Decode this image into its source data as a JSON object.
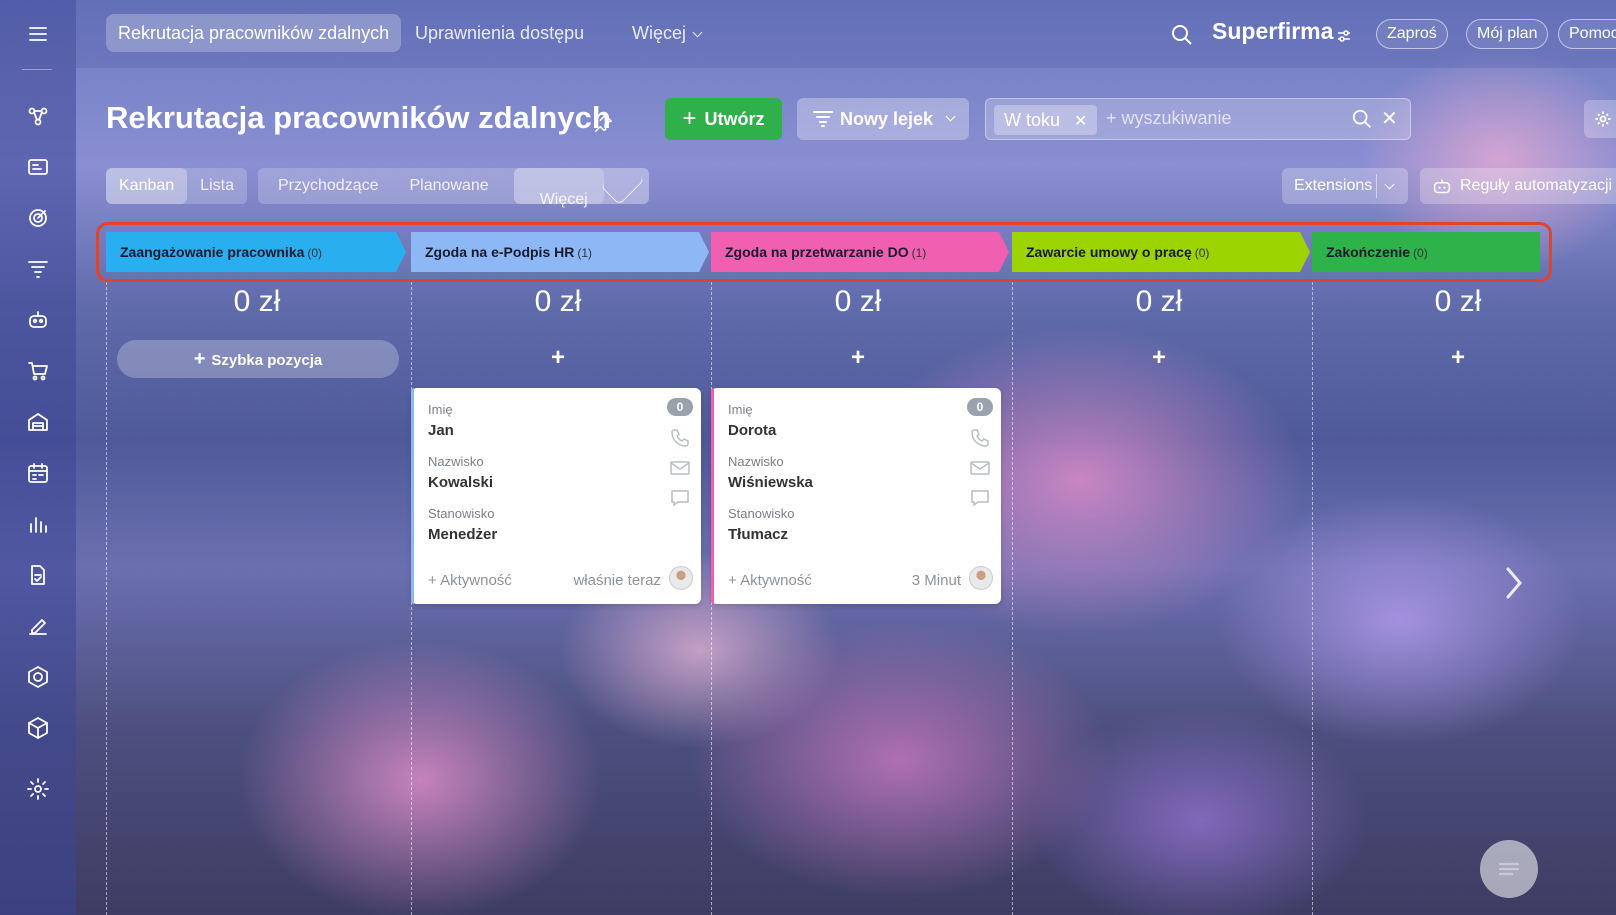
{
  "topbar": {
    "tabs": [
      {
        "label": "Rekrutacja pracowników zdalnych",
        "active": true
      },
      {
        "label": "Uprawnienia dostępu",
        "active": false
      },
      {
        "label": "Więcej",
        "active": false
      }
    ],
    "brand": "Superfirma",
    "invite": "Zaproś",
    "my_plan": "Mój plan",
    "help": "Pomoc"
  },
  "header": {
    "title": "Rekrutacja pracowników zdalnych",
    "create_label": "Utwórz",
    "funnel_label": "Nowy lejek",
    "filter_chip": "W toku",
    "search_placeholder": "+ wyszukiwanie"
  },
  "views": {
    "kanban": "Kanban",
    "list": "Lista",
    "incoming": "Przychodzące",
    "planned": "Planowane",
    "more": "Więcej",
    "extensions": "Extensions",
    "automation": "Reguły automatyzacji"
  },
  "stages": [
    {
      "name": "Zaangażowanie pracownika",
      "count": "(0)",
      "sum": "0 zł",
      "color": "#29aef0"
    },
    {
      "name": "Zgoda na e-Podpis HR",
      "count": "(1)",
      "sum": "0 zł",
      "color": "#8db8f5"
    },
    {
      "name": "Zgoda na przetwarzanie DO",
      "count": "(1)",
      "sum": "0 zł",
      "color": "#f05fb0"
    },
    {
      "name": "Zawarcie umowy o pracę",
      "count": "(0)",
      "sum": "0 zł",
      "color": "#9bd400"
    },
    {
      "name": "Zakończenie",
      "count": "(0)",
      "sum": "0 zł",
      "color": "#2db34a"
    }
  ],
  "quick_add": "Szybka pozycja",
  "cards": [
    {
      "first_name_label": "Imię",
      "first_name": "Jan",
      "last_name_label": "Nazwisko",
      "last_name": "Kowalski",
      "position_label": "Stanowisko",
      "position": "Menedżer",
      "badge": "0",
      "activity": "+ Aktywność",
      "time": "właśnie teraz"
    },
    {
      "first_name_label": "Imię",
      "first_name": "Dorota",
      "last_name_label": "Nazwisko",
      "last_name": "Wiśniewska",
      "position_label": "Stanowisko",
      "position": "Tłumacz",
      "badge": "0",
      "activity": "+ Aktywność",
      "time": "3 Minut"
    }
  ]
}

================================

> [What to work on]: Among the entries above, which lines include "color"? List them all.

> [Problem solution]:
      "color": "#29aef0"
      "color": "#8db8f5"
      "color": "#f05fb0"
      "color": "#9bd400"
      "color": "#2db34a"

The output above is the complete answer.